Bike-Sharing is Transit: Building Tools to Plan and Optimize Bike-Sharing Networks
Honorable Mention, 2020 Dunlop Thesis Prize
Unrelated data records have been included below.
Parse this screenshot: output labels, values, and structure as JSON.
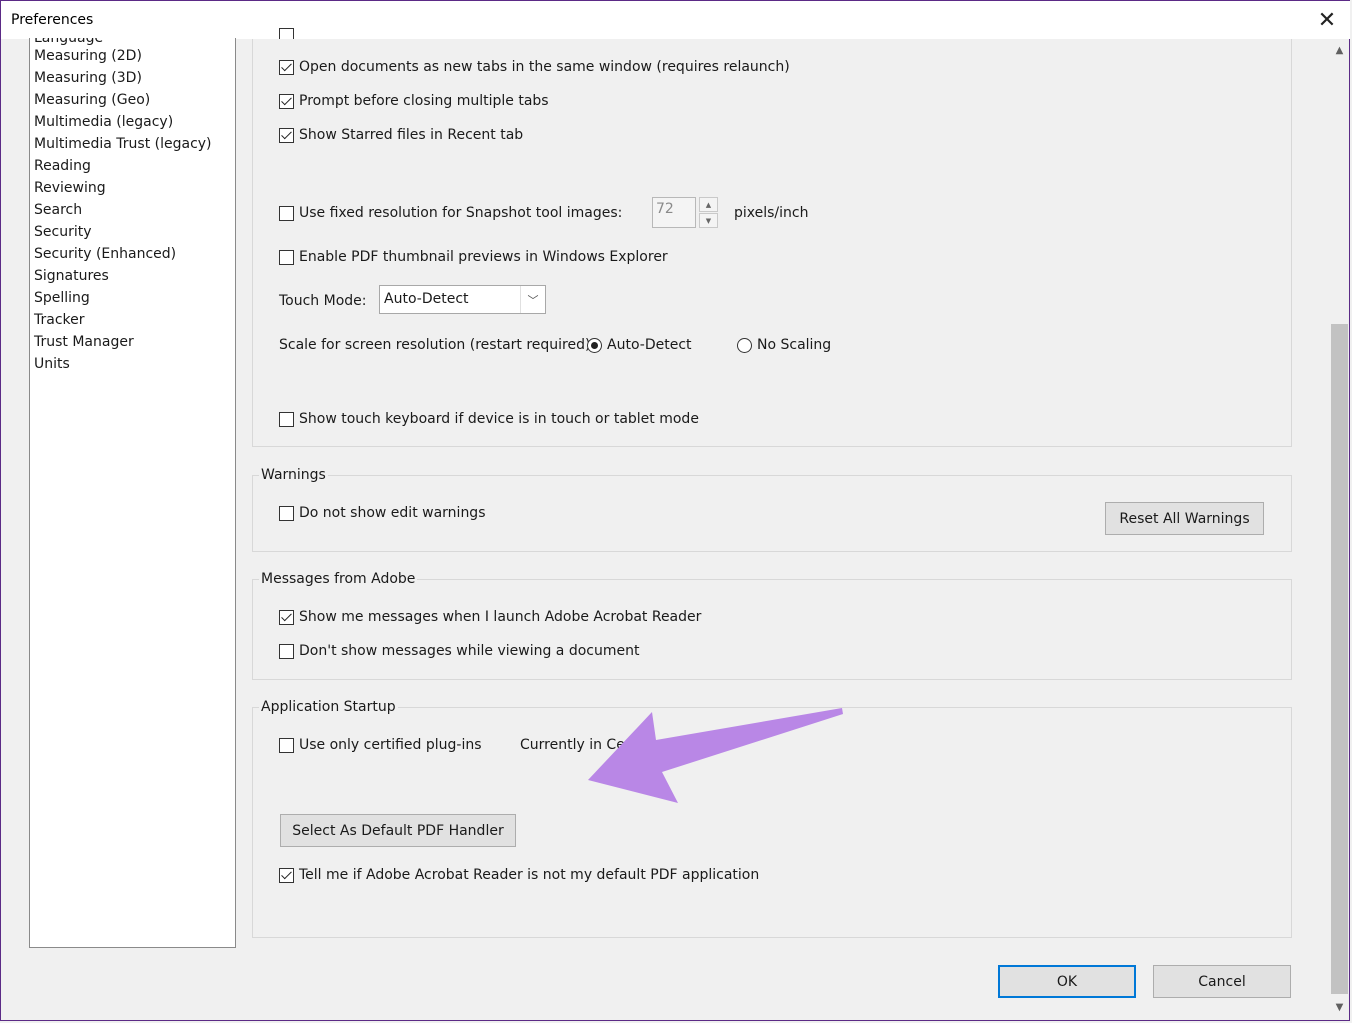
{
  "window": {
    "title": "Preferences",
    "close_glyph": "✕"
  },
  "sidebar": {
    "items": [
      {
        "label": "Language"
      },
      {
        "label": "Measuring (2D)"
      },
      {
        "label": "Measuring (3D)"
      },
      {
        "label": "Measuring (Geo)"
      },
      {
        "label": "Multimedia (legacy)"
      },
      {
        "label": "Multimedia Trust (legacy)"
      },
      {
        "label": "Reading"
      },
      {
        "label": "Reviewing"
      },
      {
        "label": "Search"
      },
      {
        "label": "Security"
      },
      {
        "label": "Security (Enhanced)"
      },
      {
        "label": "Signatures"
      },
      {
        "label": "Spelling"
      },
      {
        "label": "Tracker"
      },
      {
        "label": "Trust Manager"
      },
      {
        "label": "Units"
      }
    ]
  },
  "general": {
    "open_tabs": {
      "label": "Open documents as new tabs in the same window (requires relaunch)",
      "checked": true
    },
    "prompt_close": {
      "label": "Prompt before closing multiple tabs",
      "checked": true
    },
    "starred_recent": {
      "label": "Show Starred files in Recent tab",
      "checked": true
    },
    "snapshot_res": {
      "label": "Use fixed resolution for Snapshot tool images:",
      "checked": false,
      "value": "72",
      "unit": "pixels/inch"
    },
    "thumbnail_preview": {
      "label": "Enable PDF thumbnail previews in Windows Explorer",
      "checked": false
    },
    "touch_mode": {
      "label": "Touch Mode:",
      "value": "Auto-Detect"
    },
    "scale": {
      "label": "Scale for screen resolution (restart required):",
      "options": [
        "Auto-Detect",
        "No Scaling"
      ],
      "selected": "Auto-Detect"
    },
    "touch_keyboard": {
      "label": "Show touch keyboard if device is in touch or tablet mode",
      "checked": false
    }
  },
  "warnings": {
    "title": "Warnings",
    "no_edit_warnings": {
      "label": "Do not show edit warnings",
      "checked": false
    },
    "reset_button": "Reset All Warnings"
  },
  "messages": {
    "title": "Messages from Adobe",
    "show_on_launch": {
      "label": "Show me messages when I launch Adobe Acrobat Reader",
      "checked": true
    },
    "dont_show_viewing": {
      "label": "Don't show messages while viewing a document",
      "checked": false
    }
  },
  "startup": {
    "title": "Application Startup",
    "certified_plugins": {
      "label": "Use only certified plug-ins",
      "checked": false
    },
    "currently_in": "Currently in Cer",
    "default_handler_button": "Select As Default PDF Handler",
    "tell_me_default": {
      "label": "Tell me if Adobe Acrobat Reader is not my default PDF application",
      "checked": true
    }
  },
  "footer": {
    "ok": "OK",
    "cancel": "Cancel"
  },
  "annotation": {
    "arrow_color": "#b987e6"
  }
}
Urban America is infamous for its broader lack of public transit connectivity. Millions of Americans are termed as “transit-dependent”, which means they do not have immediate access to a vehicle or otherwise cannot drive and must use an alternative means of transportation. About 11% of Americans commute with public transit every day and in general 10-12% of Americans do not have access to a car, rendering them transit-dependent. These Americans are likely barred from vital services and getting to work. Unfortunately, even getting to public transit options can be a struggle for many urban residents as “first/last mile connectivity”, defined by the physical distance from the trip origin to the public transit station, can be poor in many urban environments. Too many Americans live in so-called “transit deserts”, areas where transportation demand significantly exceeds supply even in dense environments. As urban populations grow, the importance of sustainable, accessible urban transportation options grows, and bike-sharing systems provide an effective solution to both, offering an environmentally friendly, healthy, and congestion-limiting option for commuters.